Having said that, the shift has not greatly impacted our overall volumes in the market as the void has been filled by other commodities being exported from the country viz tea, rubber, coconuts and many more.
Q. Has the currency depreciation led to a reduction in imports?
It is indeed true that Sri Lanka has seen a reduced demand in Q1 2018 on imports when compared to YoY numbers, However, it may not be absolutely correct to attribute this decline to currency depreciation only. While it was one of the factors, others like currency fluctuation, environment uncertainty and global tightening of monetary policy amongst others also had a role to play. We are optimistic that of the growth to revive with a more stable expectation on the currency and with inventory restocking requirements in the second half of 2018.
Q. How important is the much talked about East Container Terminal (ECT)?
The East Container Terminal is planned to be developed as a deep draft terminal to supplement operations at CICT, the only one today that is capable of handling mega carriers. CICT is already operating at more than 80% capacity and is unable to offer berthing facilities to new services. Operationalization of ECT should therefore allow for the much needed capacity expansion with major lines, including Maersk, and further improve the trade scenario in Sri Lanka.
Q. Do you think that CICT, SAGT and JCT have the capacity to meet the growing demand?
As per the installed capacity at the Port of Colombo, the 3 terminals are capable of handling between 7 – 7.5 million TEU’s per annum. In 2017, the port handled 6.2 million TEU’s. In 2018, we have already witnessed a growth of 18% in H1. Based upon this trend we expect volumes to reach 7 million TEU’s by the end of this year.

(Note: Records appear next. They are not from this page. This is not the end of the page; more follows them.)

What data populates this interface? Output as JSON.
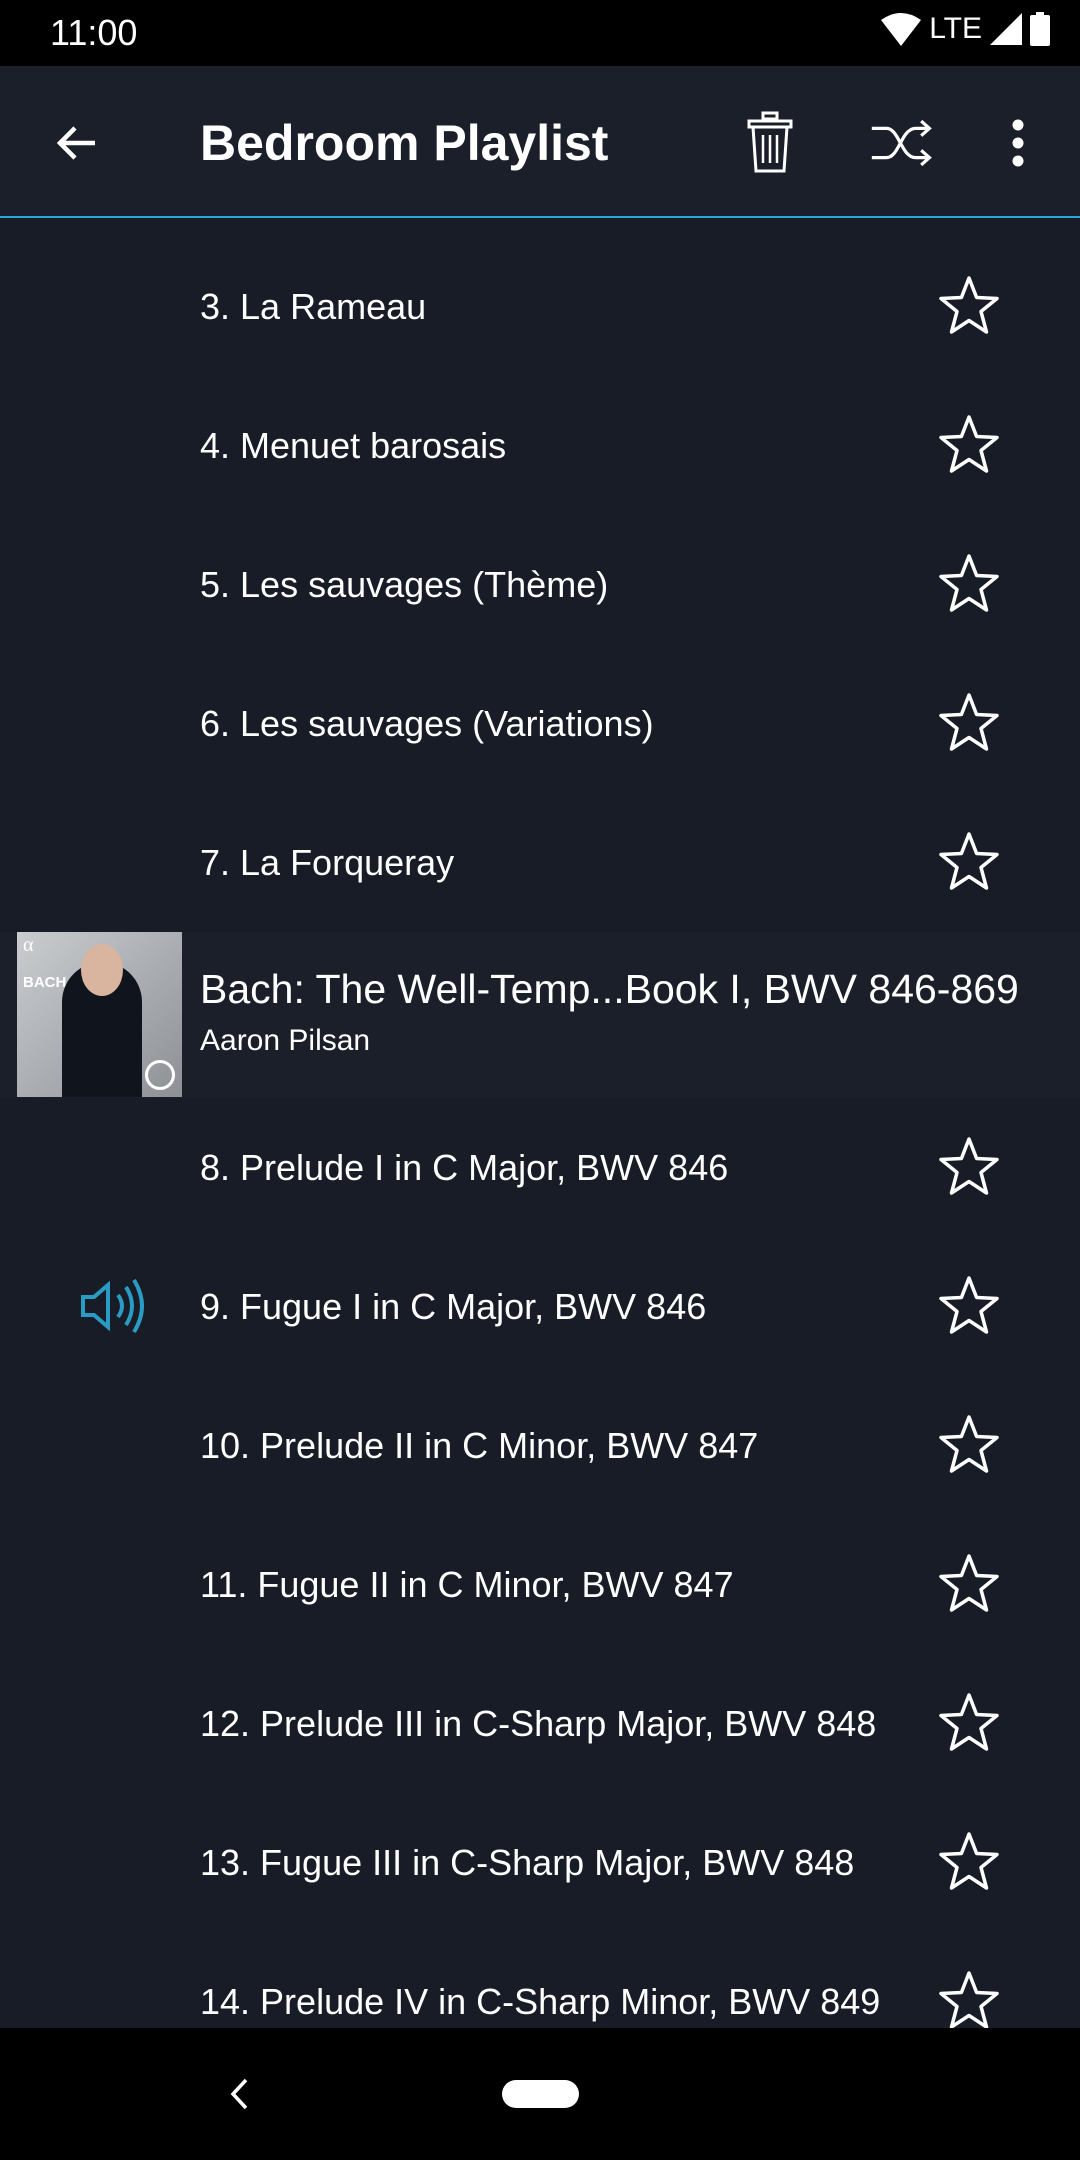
{
  "status_bar": {
    "time": "11:00",
    "network": "LTE",
    "icons": [
      "wifi-icon",
      "signal-icon",
      "battery-icon"
    ]
  },
  "app_bar": {
    "title": "Bedroom Playlist",
    "icons": [
      "back-arrow-icon",
      "trash-icon",
      "shuffle-icon",
      "more-vert-icon"
    ]
  },
  "colors": {
    "accent": "#2aa7d6",
    "background": "#171c26",
    "app_bar": "#1b1f2a"
  },
  "tracks_before": [
    {
      "label": "3. La Rameau"
    },
    {
      "label": "4. Menuet barosais"
    },
    {
      "label": "5. Les sauvages (Thème)"
    },
    {
      "label": "6. Les sauvages (Variations)"
    },
    {
      "label": "7. La Forqueray"
    }
  ],
  "album": {
    "title": "Bach: The Well-Temp...Book I, BWV 846-869",
    "artist": "Aaron Pilsan",
    "cover_text": "BACH"
  },
  "tracks_after": [
    {
      "label": "8. Prelude I in C Major, BWV 846",
      "playing": false
    },
    {
      "label": "9. Fugue I in C Major, BWV 846",
      "playing": true
    },
    {
      "label": "10. Prelude II in C Minor, BWV 847",
      "playing": false
    },
    {
      "label": "11. Fugue II in C Minor, BWV 847",
      "playing": false
    },
    {
      "label": "12. Prelude III in C-Sharp Major, BWV 848",
      "playing": false
    },
    {
      "label": "13. Fugue III in C-Sharp Major, BWV 848",
      "playing": false
    },
    {
      "label": "14. Prelude IV in C-Sharp Minor, BWV 849",
      "playing": false
    }
  ]
}
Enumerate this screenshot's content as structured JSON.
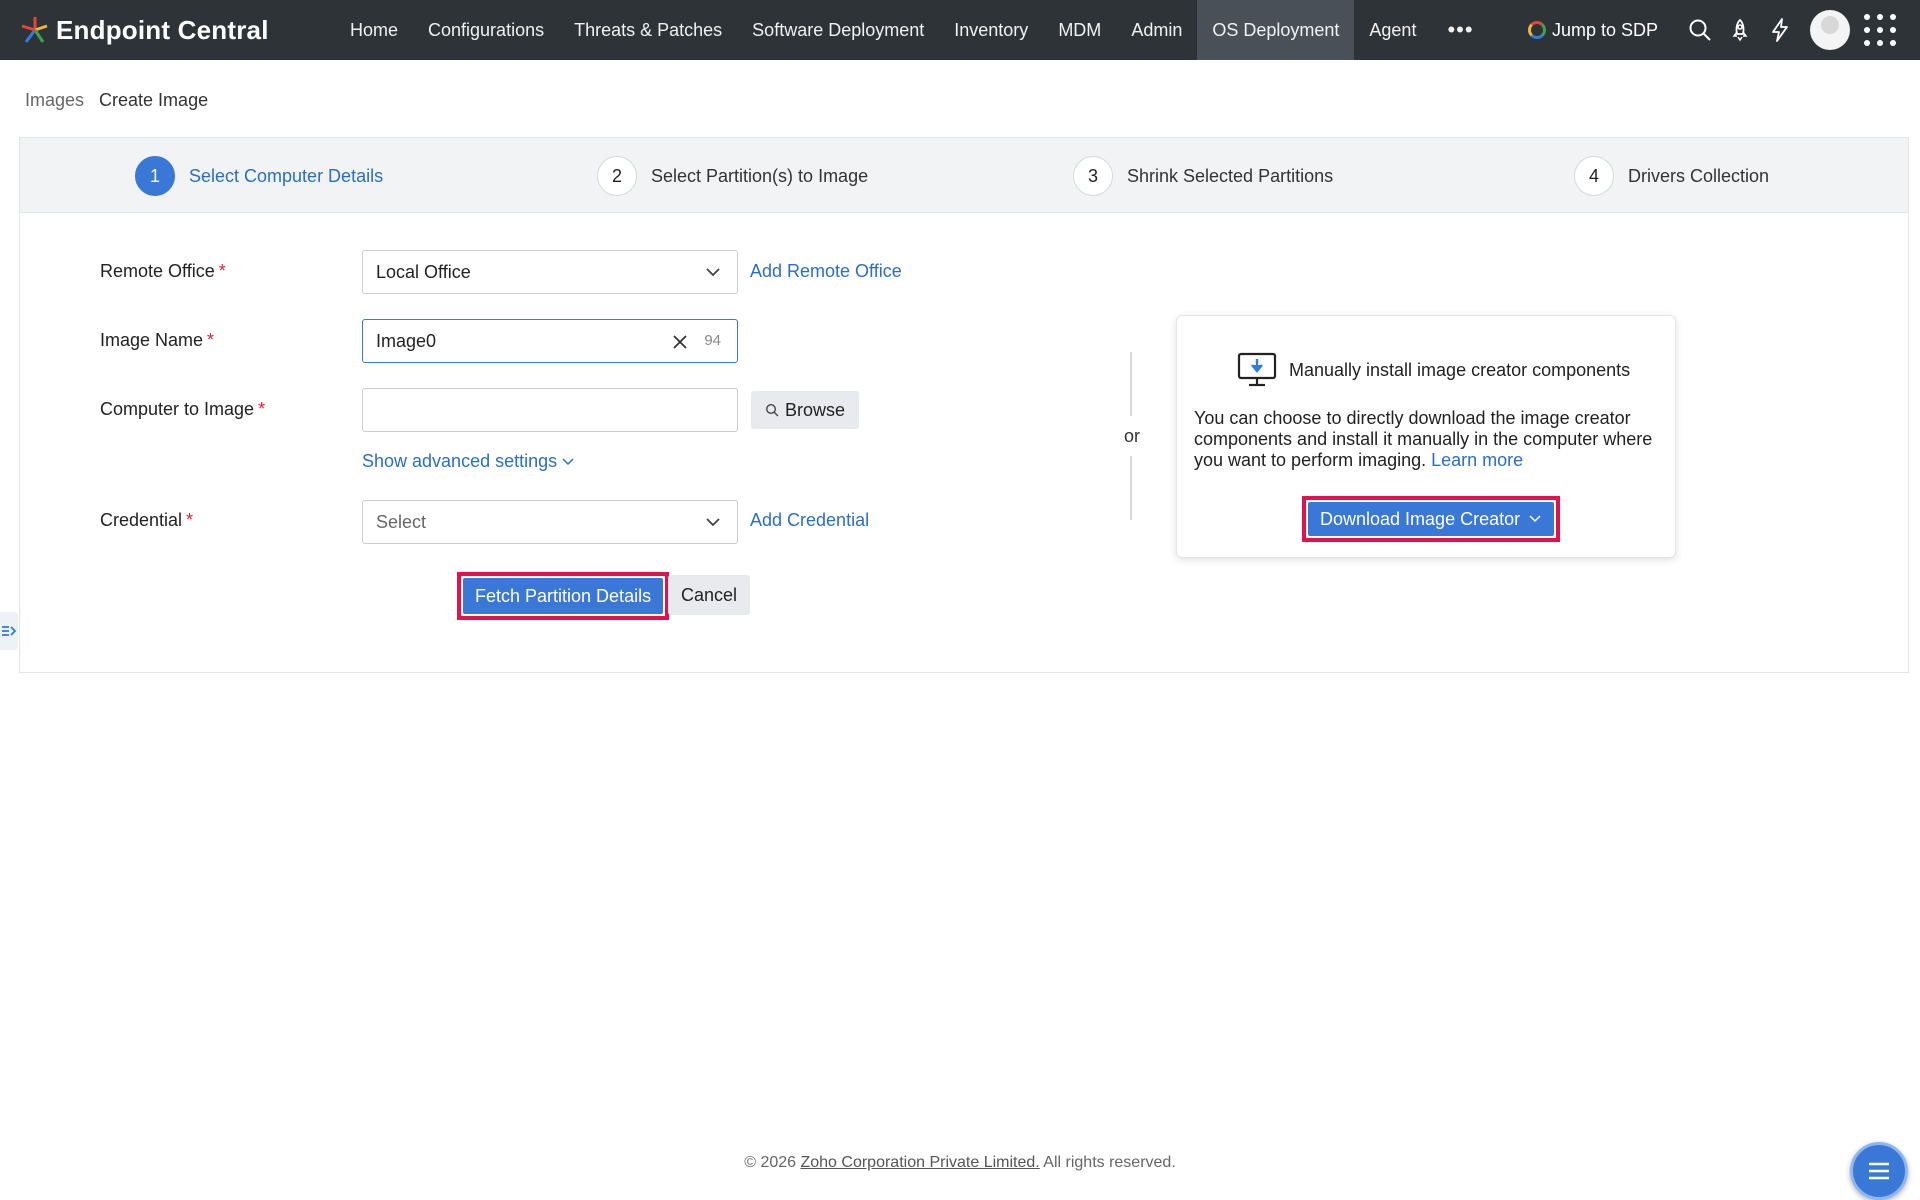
{
  "app": {
    "name": "Endpoint Central"
  },
  "nav": {
    "items": [
      "Home",
      "Configurations",
      "Threats & Patches",
      "Software Deployment",
      "Inventory",
      "MDM",
      "Admin",
      "OS Deployment",
      "Agent"
    ],
    "active": "OS Deployment",
    "more": "•••"
  },
  "tools": {
    "jump_label": "Jump to SDP"
  },
  "breadcrumb": {
    "parent": "Images",
    "current": "Create Image"
  },
  "steps": [
    {
      "num": "1",
      "label": "Select Computer Details"
    },
    {
      "num": "2",
      "label": "Select Partition(s) to Image"
    },
    {
      "num": "3",
      "label": "Shrink Selected Partitions"
    },
    {
      "num": "4",
      "label": "Drivers Collection"
    }
  ],
  "form": {
    "remote_office": {
      "label": "Remote Office",
      "value": "Local Office",
      "link": "Add Remote Office"
    },
    "image_name": {
      "label": "Image Name",
      "value": "Image0",
      "remaining": "94"
    },
    "computer": {
      "label": "Computer to Image",
      "value": "",
      "browse": "Browse"
    },
    "advanced": "Show advanced settings",
    "credential": {
      "label": "Credential",
      "placeholder": "Select",
      "link": "Add Credential"
    },
    "required_mark": "*",
    "fetch_button": "Fetch Partition Details",
    "cancel_button": "Cancel"
  },
  "or_label": "or",
  "manual": {
    "title": "Manually install image creator components",
    "text": "You can choose to directly download the image creator components and install it manually in the computer where you want to perform imaging.",
    "learn_more": "Learn more",
    "download_button": "Download Image Creator"
  },
  "footer": {
    "prefix": "© 2026",
    "org": "Zoho Corporation Private Limited.",
    "suffix": "All rights reserved."
  },
  "colors": {
    "primary": "#3a78d8",
    "highlight": "#e3124d",
    "topbar": "#2e3338",
    "link": "#2a6ec5"
  }
}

Port operations may be able to optimize the volumes through various efficiency improvement initiatives and deliver slightly better volumes however it is evident that current capacity will not be enough by 2019. It is therefore imperative that urgent measures are adopted to build more capacity through expansion in the said timeframe in order to ensure the momentum on trade is not lost.
Q. What improvements would Sri Lanka need in its marine infrastructure to be better placed in the supply chain?
Currently the key next step is to ensure East Container Terminal gets commissioned and adds the required capacity to the Port of Colombo.
Additionally, we look forward to improvements in terms of reducing berthing and sailing delays, ensuring adequate availability of tugs in both old and new basin, to mention some. In order to maintain competitiveness , we also recommend integrating the port with well-connected logistics parks, free trade zones that enable cargo consolidation, multi country consolidation and other ancillary services in line with some of the best practices globally.
Q. How does Maersk Line, as the world’s largest shipping company, see the potential of Hambantota Port?
Maersk Line is always looking to call ports with suitable infrastructure to service our vessels and our customers effectively. It is too early to tell whether Hambantota will be of interest to us, and much will be dependent on connectivity within the mainline network, extent of domestic cargo, cost and productivity. This is something we will be evaluating closer to the time once the concessionaires have developed a firm value proposition that would be attractive to our local import and export customers in the eastern part of Sri Lanka as well as container logistics integrators like Maersk.
In Sri Lanka, the port of Colombo is an important transshipment hub for us and we are looking forward to continuing our good relationship going forward.